Bf DSMCirtfM rir treatment la tha result of tha
lmJJM rUIOUII many thousands of cases perfectly snd
Derrnanentlv cured, the manv caae-s of all staars of the disease wa
treat dailv. This rreat exrrlence has enabled us to perfect a treatment that IsTami-
lesr pleasant to take and the greatest hlesslns; to humanity. IT Cl'RKS Ql'iCKER than
TREATMENT at HOT SPRINGS Ws know this Is a BOLD statement to make but
we sra prepared to prove to anyone interested by getting the facts from patients
treated, who will aubstantlata every word of tha above. Investigate IT. No other
treatment like It In Omaha.
acquired diseases, PROSTATIC DI8KA8ES. and all DISEASES and DISORDERS of
MEN and all associate diseases and weaknesses of men. To thesa maladies aiona,

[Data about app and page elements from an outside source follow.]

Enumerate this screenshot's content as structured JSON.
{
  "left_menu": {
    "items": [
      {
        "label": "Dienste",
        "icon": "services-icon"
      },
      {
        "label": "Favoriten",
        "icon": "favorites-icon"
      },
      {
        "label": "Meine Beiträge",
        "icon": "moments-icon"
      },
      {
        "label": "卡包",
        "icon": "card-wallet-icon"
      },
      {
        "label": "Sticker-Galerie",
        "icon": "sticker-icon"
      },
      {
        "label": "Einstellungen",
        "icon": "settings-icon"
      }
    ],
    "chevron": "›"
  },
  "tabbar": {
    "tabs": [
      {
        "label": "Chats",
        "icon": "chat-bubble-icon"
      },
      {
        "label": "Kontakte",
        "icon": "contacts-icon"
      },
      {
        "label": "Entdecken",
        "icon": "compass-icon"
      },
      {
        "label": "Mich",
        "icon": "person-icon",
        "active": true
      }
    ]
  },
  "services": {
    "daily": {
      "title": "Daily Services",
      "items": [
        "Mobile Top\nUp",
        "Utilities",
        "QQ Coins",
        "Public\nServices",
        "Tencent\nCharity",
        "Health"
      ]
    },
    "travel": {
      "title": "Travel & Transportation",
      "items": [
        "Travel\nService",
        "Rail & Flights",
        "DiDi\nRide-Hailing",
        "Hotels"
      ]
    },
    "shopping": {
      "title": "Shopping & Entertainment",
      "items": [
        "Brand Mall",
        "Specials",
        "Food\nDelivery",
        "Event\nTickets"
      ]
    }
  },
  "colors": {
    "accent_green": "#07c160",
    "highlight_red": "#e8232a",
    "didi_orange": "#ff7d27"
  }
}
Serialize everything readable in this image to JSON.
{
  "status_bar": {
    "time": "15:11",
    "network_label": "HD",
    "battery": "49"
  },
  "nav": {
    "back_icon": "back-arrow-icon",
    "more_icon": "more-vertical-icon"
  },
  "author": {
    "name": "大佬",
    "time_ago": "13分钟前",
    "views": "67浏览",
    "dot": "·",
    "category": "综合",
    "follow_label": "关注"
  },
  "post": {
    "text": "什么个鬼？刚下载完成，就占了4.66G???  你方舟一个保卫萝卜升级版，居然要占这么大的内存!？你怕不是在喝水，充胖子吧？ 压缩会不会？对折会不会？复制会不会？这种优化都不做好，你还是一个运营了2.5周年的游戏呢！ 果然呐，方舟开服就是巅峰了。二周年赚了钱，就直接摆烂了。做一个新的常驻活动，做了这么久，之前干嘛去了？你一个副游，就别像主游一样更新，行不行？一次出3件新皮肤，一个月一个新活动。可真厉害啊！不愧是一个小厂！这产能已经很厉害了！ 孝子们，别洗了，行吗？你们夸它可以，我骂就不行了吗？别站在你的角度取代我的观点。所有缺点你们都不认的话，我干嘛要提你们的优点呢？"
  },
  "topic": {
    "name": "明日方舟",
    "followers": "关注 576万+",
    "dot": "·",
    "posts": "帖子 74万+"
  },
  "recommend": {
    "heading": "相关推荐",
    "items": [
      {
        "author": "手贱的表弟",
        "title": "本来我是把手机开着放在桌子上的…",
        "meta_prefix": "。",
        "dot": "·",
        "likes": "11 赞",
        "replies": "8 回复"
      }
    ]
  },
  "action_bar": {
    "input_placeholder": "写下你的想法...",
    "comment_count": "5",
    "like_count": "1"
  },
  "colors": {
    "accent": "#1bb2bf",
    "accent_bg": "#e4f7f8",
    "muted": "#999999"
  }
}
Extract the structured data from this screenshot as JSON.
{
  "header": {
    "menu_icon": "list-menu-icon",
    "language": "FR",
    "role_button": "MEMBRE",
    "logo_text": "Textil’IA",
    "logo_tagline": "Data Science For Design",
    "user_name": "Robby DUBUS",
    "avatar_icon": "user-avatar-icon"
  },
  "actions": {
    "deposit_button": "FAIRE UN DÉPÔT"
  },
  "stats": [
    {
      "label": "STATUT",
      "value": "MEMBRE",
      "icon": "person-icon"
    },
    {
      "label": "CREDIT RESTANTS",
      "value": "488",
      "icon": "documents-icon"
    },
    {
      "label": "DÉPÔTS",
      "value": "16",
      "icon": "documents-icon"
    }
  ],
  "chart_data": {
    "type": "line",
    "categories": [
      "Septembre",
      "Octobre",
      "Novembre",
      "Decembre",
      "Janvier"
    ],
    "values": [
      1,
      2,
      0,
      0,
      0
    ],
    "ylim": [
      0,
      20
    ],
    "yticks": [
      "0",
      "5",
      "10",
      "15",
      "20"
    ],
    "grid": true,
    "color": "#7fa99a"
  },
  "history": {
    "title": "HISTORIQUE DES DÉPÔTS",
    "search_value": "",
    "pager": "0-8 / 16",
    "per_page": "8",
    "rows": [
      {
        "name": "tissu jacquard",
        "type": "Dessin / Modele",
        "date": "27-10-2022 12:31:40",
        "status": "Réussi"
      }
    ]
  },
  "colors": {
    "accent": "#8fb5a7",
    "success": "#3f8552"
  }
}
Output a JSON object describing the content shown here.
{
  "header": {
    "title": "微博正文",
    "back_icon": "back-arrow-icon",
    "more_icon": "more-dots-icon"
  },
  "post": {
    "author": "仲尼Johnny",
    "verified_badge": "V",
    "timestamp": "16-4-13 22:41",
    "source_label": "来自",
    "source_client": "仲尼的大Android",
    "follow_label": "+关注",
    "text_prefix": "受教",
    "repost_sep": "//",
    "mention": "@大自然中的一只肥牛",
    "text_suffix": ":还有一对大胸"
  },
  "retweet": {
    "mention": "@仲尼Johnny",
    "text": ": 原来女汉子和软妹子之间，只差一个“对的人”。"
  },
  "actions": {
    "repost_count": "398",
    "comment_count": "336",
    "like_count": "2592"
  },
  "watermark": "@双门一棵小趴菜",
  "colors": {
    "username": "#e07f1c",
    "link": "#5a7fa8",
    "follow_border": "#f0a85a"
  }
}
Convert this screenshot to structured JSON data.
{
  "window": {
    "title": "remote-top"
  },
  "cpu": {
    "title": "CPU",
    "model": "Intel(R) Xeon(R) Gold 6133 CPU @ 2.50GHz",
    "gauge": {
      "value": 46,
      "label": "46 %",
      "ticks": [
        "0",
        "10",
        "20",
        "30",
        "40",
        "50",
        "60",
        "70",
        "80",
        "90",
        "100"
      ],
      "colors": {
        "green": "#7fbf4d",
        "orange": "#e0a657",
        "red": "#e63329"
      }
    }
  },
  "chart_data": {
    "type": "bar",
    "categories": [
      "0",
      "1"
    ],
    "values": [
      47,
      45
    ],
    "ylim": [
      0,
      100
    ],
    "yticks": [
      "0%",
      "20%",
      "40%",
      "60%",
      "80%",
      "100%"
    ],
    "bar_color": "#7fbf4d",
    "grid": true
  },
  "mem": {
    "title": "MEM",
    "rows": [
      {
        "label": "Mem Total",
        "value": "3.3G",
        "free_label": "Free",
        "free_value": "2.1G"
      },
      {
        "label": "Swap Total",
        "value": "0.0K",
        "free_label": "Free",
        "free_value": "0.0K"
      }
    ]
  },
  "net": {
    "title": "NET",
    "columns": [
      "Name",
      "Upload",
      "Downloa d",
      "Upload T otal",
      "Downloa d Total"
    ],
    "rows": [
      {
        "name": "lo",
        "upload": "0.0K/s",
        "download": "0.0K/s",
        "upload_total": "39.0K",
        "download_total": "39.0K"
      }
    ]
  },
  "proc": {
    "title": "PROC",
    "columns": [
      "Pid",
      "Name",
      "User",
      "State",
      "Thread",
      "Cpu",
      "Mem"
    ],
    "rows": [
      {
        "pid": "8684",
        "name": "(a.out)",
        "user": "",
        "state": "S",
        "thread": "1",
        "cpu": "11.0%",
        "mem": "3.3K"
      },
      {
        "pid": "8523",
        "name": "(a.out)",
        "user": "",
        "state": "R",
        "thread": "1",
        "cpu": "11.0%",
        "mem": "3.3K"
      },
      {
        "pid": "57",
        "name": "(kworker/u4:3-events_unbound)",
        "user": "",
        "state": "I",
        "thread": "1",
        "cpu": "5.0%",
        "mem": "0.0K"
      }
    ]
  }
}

wa have earnestly devoted our professional live.
Everything cxmfldental and private. Medicine and lettera always sent In Plain
rackages In the fourteen years ws have been In Omaha our motto has been "LOW
CHARGES and QUICK CVRF3 Our home t-aatment by correspondence la alwaya
ucceasful. Consultation FREE. Address,
119 8. 14th, Cor. 14th aud DougU Streets, Omaha, Kebraaluu
A fine room with a vault heat
light water janitor service in a
fire proof office building for $18.00
The Bee Building.
Asthma Cure.
To all iM-jiinnln ttvntnti-nt with Dr.
HrnnantMn, Omaha's leading t.n-clal-1st,
this month, to prove to tho public
that Iht-rr ia it PKH.MAXKNT (HIK
for CllltOMC 1HSKASKH (that r
rurablc) the tint-tor glvos his iirofos
slonal sort ices KKKK and his treat
ment Kit KM to all who apply licfeiro
January Mist. The only expense to
the patient will be for tho medicine
ACTrAIXY ISKH. This Elves every
one tht' best treatment known to mod
leu I m-IOjico free until cured.
Many Will Be Cured for $3.00
The ineist stubborn and complicated cases
will not exceed tt for one whole month.
This offer Is not made as an experiment.
This new method of treatment has cured
hundreds of eases of eleafness. catarrh and
head noises that have been pronontued In
curable by other S-clHllsts.
Ienfnfs Cured.
Mr. Weneed Kranta. tXl South 17th t ,
s: "1 had head noises anil was getting
deaf; was troubled with catarrb of nose and
throat; ears stopped up: eould not hear dis
tinctly. Dr. Hrnniiman cured my catarrh,
stopping the head noises nnel restored my
hearing. I am now perfectly well and re
commend the eloetor to all who are draf."
Home Treatment as Kfl'ortitr as Of
fire Treatment. Write fr Homo
Treatment Symptom Hlunks ainl
Hook of Testimonials.
mil New York Life Bl.lg-..
OnVe Hours 9 a. m. to ti p. nt.; evenings.
Wednesdays and Saturdays, 7 to 8 p. m ;
Sundays, 10 a. nt. to 12 m.
Our method of curing tha quIcRest, harm
less snd restores tha ports at ones to